Oh Kamala, Oh unstable one, Oh Lakshmi,
Oh Goddess who moves everything, Oh Goddess of prosperity,
Oh Darling of Hari, Oh Padma, Oh goddess who lives in lotus,
Oh Goddess who is pleasant, Oh Goddess who is exalted,
Oh Goddess of wealth, Oh Goddess who holds a lotus.)
Shri is the sacred sound of cosmic auspiciousness and abundance since Vedic times. The popularity of Lakshmi can be gauged by the fact that her sacred name—Shri, written atop most documents and spoken before addressing a god. The word evokes grace, affluence, abundance, auspiciousness & authority.
Just as the word ‘aum’ is associated with the mystical side of life, the word ‘shri’ is associated with material side of existence.

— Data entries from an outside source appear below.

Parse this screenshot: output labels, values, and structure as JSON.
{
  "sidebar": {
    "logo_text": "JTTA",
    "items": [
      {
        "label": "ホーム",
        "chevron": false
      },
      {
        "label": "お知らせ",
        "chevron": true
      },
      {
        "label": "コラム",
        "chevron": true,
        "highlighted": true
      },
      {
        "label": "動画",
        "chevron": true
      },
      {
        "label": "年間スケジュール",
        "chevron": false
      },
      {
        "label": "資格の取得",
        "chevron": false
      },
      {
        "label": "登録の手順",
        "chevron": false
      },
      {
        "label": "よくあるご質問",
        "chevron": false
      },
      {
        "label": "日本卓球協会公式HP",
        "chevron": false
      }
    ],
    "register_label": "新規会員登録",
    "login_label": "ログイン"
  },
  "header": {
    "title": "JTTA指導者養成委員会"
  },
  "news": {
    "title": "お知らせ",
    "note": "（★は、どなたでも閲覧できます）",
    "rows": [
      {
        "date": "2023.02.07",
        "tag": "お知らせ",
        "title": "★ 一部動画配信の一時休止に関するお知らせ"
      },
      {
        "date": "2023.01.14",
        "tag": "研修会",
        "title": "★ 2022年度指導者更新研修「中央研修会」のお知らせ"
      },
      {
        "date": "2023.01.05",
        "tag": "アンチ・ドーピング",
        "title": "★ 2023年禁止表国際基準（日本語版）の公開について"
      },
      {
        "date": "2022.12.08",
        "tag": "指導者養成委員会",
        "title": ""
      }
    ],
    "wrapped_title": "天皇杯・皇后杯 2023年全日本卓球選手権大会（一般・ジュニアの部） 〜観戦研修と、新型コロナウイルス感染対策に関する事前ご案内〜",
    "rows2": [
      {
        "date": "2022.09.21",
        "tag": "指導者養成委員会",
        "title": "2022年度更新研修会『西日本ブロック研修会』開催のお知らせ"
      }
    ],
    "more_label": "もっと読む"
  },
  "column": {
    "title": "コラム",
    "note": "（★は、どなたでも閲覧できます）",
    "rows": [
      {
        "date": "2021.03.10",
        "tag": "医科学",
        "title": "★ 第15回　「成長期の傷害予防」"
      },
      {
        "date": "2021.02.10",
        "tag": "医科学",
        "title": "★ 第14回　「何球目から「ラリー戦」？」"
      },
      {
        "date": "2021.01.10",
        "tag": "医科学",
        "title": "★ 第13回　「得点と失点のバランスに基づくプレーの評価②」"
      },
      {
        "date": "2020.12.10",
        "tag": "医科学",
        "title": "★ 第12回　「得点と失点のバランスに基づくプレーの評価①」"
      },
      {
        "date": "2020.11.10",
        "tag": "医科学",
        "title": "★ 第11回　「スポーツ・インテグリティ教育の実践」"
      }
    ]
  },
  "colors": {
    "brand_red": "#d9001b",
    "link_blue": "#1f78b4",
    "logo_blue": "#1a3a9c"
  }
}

Shri-Lakshmi is the Hindu form of the timeless mother-goddess who nurtures and nourishes all life. In India, not only Hindus but also Buddhists and Jains adore Lakshmi. Buddhism and Jainism are primarily monastic orders that turned away from Vedic rituals and Brahmanical dogmas about 2,500 years ago.
In the Buddhist Jatakas, there are tales of men and women who request the goddess Lakshmi to drive away the goddess of misfortune, Kalakanni. Images of Kubera, the pot-bellied yaksha-king and treasurer of the gods, who is closely associated with Lakshmi, adorn most Buddhist shrines.
In holy Jain texts, it is said when an exalted soul like a Tirthankara is about to be born his mother dreams of many auspicious things, including the goddess Shri. Symbols of wealth and royal power commonly associated with Lakshmi are auspicious to both Buddhists and Jains. Considering her popularity amongst Buddhists and Jains, it has been proposed that her worship may predate the Vedic culture and may have developed independently before she was brought into the Vedic, Buddhist and Jain folds.
Scholars are of the view that initially the words Shri and Lakshmi referred to anything that was auspicious or brought good luck or bestowed riches and power. Later the two words were personified into two goddesses who eventually merged. Thus, Shri-Lakshmi came into being.
Fragmentary verses in Shatapatha Brahmana, written not long after the Vedas, talks of the birth of Lakshmi from the mouth of Prajapati to provide the inhabitants of the cosmos food, clothing, shelter and all things that make life more comfortable. She also offered wisdom, strength, beauty, luck, sovereignty and splendour—the good things in life.
Stories of Lakshmi first appeared in epics Ramayana and Mahabharta that were composed between 300 BC and 300 AD, a period that witnessed the waning popularity of Vedic gods and the rise of gods who offered moksha such as Shiva and Vishnu. Gods and demons fought over her and both strove to churn her out of the ocean of milk. As folk heroes such as Rama and Krishna were viewed as incarnations of Vishnu, their consorts Sita, Radha and Rukmini became increasingly identified with Lakshmi. In the Harivamsa, appendix to the Mahabharata, Manmatha, the god of love, lust and fertility, was described as her son.
The mythology of Lakshmi acquired full form in the Puranas, chronicles of gods, kings and sages that were compiled between 500 and 1500 AD. In them, the goddess came to be projected as one of the three primary forms of the supreme mother-goddess, the other two being Saraswati, the goddess of knowledge, and Kali or Durga, the goddess of power. Lakshmi was visualised both as an independent goddess and as Vishnu’s consort, seated on his lap or at his feet. Prithvi, the Vedic earth-goddess, became Bhoodevi in the Puranas and a manifestation of Lakshmi. In south India, the two goddesses were visualised as two different entities, standing on either side of Vishnu, Bhoodevi representing tangible wealth while Lakshmi or Shridevi representing intangible wealth. In north India, the two goddesses became one.
Images of Lakshmi started appearing around the third century BC in sculptures found in Kausambi, in north India, and on coins issued during the reign of the Gupta dynasty around the fourth century AD. She became a favourite of kings as more and more people believed she was the bestower of power, wealth and sovereignty. Separate shrines to Lakshmi within the precincts of Vishnu temples may have been built as early as 7th century; such shrines were definitely in existence by 10th century AD.
Regrettably, though the world may have changed, but the thirst for material comfort continues to form the core of most human aspirations.